» WHAT NEEDS TO BE DONE
Say how many lines in the entries hold the string "icon", giving the number by itself.

Items from an interface collection

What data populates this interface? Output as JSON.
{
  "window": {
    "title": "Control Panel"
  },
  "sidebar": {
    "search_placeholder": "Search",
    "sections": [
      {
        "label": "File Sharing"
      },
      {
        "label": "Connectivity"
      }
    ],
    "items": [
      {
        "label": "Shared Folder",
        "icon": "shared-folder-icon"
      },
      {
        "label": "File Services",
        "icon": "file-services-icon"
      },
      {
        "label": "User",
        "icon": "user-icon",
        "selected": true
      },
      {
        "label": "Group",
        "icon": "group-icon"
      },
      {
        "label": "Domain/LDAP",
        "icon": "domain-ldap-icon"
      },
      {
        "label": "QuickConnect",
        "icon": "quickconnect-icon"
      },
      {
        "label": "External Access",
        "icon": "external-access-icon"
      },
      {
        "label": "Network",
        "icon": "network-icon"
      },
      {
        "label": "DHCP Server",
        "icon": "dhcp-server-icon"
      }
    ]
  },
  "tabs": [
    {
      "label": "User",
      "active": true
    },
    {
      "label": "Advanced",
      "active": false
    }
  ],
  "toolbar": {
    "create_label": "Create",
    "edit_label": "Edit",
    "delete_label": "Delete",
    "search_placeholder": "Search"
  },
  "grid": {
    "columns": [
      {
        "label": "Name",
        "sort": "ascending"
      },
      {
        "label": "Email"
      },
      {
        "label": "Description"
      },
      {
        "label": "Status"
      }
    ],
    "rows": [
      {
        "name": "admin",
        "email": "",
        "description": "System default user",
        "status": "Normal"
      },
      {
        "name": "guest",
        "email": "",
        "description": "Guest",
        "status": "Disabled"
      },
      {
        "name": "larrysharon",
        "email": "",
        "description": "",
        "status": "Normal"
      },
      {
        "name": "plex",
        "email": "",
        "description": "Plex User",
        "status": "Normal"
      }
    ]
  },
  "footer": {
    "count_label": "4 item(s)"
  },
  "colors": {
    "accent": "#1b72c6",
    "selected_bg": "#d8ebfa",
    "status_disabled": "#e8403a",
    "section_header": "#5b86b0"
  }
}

» YOUR SOLUTION
9